[Data about app and page elements]

= = = = = = =

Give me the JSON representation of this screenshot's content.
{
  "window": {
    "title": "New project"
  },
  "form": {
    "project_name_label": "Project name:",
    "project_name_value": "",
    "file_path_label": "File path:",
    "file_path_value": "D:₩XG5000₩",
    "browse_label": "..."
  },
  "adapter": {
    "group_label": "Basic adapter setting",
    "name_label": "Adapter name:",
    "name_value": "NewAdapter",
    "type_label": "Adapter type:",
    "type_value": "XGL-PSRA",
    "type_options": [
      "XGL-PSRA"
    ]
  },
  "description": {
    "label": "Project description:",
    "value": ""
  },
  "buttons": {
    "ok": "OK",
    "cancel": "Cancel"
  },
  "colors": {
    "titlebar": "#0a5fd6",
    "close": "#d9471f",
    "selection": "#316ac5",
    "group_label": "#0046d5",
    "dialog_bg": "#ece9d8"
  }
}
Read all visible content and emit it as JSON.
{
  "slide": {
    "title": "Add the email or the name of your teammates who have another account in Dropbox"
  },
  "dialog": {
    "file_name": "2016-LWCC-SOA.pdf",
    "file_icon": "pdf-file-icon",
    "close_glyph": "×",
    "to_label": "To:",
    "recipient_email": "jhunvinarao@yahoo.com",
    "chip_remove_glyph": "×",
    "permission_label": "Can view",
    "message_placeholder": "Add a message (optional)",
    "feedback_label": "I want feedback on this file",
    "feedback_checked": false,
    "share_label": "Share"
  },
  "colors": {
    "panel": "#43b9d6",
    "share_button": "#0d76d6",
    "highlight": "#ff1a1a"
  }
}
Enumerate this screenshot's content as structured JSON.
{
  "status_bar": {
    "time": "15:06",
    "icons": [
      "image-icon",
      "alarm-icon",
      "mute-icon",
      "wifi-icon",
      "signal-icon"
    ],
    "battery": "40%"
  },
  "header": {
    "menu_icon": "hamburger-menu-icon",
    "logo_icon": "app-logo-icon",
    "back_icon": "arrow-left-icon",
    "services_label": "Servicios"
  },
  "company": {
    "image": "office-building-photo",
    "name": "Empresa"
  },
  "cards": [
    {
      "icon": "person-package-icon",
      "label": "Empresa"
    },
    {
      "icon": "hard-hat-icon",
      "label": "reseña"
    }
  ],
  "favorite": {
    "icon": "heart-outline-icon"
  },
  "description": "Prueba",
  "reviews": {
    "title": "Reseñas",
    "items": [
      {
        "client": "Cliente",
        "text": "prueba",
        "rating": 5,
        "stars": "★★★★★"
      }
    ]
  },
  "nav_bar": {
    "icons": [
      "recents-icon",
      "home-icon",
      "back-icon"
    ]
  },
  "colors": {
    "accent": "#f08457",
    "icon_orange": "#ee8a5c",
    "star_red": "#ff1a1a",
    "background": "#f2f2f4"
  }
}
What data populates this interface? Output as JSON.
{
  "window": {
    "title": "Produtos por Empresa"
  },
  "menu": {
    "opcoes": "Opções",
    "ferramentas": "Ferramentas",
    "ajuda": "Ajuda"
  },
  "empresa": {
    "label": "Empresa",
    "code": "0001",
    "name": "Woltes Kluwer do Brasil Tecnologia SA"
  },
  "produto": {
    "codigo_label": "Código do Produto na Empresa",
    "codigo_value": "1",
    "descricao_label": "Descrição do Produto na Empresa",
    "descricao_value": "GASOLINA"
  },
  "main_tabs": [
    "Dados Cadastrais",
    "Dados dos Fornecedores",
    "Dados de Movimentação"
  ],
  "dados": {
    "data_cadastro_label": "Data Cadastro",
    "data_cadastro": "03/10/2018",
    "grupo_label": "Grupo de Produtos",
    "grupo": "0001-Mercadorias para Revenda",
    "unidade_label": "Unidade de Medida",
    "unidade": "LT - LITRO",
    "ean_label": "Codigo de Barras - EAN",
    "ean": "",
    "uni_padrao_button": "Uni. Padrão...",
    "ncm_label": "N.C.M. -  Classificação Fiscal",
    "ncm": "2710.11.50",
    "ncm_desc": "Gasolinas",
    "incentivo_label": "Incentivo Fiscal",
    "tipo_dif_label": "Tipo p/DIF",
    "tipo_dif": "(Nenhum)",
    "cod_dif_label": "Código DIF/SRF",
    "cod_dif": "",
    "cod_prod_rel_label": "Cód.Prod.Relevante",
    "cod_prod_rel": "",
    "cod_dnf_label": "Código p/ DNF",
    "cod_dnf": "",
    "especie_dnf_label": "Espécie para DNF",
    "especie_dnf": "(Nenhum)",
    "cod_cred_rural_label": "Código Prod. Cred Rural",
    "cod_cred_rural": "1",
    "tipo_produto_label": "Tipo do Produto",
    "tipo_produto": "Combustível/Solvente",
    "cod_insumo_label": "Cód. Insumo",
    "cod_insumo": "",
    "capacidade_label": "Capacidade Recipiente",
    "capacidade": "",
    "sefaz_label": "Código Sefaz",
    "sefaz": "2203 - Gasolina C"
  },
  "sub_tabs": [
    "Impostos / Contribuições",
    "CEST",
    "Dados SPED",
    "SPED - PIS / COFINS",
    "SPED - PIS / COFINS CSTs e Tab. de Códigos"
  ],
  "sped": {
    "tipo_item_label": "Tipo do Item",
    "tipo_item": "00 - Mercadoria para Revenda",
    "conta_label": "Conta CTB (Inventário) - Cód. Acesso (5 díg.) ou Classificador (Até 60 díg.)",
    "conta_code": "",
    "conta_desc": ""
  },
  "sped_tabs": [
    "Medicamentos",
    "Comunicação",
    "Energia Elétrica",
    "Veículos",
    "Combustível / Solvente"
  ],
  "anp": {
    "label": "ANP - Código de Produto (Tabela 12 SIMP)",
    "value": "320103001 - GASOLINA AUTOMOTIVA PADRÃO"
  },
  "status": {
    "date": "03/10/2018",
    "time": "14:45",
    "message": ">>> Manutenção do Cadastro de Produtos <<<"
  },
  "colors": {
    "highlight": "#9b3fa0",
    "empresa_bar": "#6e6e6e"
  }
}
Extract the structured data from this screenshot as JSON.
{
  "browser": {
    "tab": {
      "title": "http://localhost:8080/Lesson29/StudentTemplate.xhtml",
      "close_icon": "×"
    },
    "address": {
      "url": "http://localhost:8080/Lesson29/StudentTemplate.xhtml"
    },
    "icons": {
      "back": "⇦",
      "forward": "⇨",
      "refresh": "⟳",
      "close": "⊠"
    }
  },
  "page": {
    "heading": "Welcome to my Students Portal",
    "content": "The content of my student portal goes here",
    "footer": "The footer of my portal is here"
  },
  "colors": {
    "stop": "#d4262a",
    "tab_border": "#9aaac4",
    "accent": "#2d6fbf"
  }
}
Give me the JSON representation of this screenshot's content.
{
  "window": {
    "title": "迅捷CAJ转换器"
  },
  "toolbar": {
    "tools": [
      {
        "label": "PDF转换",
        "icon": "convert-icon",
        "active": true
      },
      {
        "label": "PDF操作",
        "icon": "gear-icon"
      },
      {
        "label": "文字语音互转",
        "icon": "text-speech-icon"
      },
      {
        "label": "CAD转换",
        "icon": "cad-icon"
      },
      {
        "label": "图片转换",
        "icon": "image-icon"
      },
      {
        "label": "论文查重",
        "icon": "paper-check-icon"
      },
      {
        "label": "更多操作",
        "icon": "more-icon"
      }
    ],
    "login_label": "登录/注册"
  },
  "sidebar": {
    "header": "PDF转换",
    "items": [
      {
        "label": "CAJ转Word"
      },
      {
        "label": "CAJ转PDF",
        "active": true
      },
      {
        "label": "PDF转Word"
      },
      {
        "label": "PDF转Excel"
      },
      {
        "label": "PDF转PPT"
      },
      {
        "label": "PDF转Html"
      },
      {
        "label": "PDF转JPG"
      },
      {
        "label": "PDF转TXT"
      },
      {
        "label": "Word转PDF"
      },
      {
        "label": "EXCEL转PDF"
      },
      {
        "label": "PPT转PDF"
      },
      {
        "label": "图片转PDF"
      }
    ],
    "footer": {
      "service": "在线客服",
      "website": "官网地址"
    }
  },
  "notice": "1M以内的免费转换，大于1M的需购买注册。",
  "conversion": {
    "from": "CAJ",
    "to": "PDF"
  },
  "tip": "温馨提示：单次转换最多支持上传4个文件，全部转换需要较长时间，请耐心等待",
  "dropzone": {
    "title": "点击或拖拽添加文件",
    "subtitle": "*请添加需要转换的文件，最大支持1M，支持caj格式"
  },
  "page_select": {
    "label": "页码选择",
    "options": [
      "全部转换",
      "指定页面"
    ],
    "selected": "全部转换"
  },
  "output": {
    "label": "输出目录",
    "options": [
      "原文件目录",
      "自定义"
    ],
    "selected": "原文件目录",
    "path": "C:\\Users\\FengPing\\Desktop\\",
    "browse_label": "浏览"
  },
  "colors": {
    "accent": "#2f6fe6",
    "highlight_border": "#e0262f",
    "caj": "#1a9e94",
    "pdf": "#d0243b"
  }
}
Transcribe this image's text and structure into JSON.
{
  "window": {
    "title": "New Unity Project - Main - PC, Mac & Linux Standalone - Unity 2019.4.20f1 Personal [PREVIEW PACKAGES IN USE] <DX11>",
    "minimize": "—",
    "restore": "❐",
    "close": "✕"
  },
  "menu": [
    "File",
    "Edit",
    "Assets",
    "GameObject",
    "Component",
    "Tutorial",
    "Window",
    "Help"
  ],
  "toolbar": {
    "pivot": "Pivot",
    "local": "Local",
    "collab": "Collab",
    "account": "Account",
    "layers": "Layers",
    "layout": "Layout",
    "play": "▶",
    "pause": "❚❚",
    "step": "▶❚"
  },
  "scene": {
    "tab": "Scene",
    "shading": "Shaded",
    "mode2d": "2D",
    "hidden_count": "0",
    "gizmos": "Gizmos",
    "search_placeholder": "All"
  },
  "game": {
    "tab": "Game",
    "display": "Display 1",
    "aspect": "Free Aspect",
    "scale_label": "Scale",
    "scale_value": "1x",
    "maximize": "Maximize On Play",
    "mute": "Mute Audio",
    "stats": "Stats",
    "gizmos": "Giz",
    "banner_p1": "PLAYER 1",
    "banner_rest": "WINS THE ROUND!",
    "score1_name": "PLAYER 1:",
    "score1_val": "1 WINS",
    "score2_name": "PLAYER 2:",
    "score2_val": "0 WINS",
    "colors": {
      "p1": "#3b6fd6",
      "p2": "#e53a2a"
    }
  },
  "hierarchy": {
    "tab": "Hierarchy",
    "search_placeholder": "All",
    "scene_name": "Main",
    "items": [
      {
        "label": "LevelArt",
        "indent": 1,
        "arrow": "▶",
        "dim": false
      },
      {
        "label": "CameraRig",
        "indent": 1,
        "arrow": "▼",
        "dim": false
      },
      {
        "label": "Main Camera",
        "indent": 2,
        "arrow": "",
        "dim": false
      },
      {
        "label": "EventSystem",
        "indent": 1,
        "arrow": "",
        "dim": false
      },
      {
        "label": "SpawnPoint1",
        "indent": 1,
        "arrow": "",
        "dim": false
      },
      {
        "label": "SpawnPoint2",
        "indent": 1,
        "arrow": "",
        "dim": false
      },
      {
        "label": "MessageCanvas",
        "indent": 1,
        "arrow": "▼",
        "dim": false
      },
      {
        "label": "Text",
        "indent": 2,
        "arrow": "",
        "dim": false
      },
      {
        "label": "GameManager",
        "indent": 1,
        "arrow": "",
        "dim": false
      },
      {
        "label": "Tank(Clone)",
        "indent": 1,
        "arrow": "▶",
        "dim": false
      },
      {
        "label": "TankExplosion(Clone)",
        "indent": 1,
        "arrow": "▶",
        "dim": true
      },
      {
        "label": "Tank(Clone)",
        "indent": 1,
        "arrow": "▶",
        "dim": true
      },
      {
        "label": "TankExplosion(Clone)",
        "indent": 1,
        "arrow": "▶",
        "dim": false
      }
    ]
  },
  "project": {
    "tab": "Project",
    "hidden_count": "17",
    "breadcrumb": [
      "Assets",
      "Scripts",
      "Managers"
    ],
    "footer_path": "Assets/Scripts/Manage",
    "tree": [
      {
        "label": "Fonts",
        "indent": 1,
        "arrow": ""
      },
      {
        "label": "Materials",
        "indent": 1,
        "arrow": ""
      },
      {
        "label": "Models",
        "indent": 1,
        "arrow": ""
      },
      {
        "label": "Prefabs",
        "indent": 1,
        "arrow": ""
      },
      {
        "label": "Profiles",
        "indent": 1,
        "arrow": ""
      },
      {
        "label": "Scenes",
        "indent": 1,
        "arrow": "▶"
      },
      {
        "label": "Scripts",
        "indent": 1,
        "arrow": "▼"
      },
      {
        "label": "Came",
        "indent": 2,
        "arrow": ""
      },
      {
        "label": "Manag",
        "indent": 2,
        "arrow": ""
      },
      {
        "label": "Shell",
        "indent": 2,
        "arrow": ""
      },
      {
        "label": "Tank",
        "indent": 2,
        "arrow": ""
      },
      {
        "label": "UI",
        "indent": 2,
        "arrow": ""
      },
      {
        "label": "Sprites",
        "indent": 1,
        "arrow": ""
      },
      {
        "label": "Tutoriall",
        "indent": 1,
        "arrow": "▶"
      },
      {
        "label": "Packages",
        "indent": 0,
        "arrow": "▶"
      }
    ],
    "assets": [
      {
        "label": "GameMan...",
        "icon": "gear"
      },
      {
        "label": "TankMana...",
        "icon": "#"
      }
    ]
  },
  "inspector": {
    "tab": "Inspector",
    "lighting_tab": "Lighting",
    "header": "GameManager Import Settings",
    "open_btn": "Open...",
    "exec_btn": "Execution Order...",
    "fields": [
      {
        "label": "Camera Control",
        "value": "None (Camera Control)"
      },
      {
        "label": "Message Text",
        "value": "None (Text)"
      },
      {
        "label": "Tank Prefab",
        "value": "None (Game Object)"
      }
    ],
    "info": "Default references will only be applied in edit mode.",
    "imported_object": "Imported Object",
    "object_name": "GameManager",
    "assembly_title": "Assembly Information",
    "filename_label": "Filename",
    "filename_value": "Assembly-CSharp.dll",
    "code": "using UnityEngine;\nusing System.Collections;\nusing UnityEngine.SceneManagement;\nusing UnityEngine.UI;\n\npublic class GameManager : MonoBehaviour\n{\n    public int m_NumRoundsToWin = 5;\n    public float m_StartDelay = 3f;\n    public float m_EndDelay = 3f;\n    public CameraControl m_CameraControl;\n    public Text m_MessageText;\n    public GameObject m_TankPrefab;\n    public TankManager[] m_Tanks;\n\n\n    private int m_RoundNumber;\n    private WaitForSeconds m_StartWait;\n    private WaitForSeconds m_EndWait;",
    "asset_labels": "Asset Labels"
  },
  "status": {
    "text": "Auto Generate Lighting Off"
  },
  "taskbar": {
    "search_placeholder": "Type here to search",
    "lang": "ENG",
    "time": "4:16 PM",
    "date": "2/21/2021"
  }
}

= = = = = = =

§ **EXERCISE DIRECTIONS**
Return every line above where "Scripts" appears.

§ **WRITTEN REPLY**
      "Scripts",
    "footer_path": "Assets/Scripts/Manage",
        "label": "Scripts",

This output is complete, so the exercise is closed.